[Data extracted from a collection]
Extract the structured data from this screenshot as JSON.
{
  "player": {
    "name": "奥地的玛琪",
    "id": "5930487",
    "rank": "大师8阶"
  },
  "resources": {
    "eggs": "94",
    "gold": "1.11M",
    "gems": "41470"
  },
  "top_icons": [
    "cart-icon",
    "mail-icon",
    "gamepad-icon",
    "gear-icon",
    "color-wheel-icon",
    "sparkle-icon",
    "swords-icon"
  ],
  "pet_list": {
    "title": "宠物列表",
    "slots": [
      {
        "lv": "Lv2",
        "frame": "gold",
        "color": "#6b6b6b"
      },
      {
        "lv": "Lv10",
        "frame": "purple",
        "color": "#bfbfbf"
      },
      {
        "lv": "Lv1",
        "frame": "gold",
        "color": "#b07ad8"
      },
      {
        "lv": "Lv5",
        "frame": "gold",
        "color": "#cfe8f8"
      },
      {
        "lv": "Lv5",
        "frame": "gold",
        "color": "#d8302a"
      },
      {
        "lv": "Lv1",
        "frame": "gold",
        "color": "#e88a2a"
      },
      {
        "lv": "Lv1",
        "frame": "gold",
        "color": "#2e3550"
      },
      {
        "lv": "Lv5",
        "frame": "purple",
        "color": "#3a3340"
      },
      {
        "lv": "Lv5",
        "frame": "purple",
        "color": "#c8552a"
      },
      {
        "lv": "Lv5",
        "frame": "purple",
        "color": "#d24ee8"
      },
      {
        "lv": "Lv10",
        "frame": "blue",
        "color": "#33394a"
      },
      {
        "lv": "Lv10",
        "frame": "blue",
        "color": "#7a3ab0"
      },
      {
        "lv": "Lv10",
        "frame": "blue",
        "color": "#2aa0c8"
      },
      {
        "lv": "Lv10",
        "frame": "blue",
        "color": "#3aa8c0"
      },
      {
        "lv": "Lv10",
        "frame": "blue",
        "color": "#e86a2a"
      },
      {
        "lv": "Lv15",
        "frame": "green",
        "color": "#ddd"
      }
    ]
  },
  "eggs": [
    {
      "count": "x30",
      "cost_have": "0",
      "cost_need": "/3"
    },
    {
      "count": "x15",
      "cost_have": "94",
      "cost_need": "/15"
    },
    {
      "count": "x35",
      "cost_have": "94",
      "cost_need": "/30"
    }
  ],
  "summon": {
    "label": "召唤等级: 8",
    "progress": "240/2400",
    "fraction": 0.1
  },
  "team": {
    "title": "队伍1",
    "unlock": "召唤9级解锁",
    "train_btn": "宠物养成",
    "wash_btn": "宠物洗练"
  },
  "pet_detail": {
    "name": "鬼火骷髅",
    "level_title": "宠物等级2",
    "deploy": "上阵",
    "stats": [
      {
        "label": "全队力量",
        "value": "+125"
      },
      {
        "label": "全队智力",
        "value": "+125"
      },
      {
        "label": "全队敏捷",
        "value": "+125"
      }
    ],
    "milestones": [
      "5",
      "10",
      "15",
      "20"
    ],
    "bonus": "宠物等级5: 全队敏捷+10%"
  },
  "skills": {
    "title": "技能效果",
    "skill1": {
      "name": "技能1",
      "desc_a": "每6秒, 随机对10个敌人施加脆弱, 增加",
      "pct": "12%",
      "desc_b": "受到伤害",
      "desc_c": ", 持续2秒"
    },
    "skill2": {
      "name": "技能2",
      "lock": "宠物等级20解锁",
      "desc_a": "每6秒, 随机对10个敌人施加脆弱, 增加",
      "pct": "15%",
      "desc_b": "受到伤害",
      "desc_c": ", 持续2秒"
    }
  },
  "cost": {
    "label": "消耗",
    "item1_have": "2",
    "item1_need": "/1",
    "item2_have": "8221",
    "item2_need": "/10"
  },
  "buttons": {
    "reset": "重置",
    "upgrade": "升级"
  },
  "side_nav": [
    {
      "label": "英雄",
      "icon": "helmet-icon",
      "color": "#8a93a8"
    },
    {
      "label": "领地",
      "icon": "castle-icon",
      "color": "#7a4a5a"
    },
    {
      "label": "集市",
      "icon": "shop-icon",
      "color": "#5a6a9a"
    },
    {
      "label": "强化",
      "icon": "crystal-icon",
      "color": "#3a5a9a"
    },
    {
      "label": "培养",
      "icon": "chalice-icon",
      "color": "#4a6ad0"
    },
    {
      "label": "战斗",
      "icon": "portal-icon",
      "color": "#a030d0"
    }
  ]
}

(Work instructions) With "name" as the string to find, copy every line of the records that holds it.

(Exercise response)
    "name": "奥地的玛琪",
    "name": "鬼火骷髅",
      "name": "技能1",
      "name": "技能2",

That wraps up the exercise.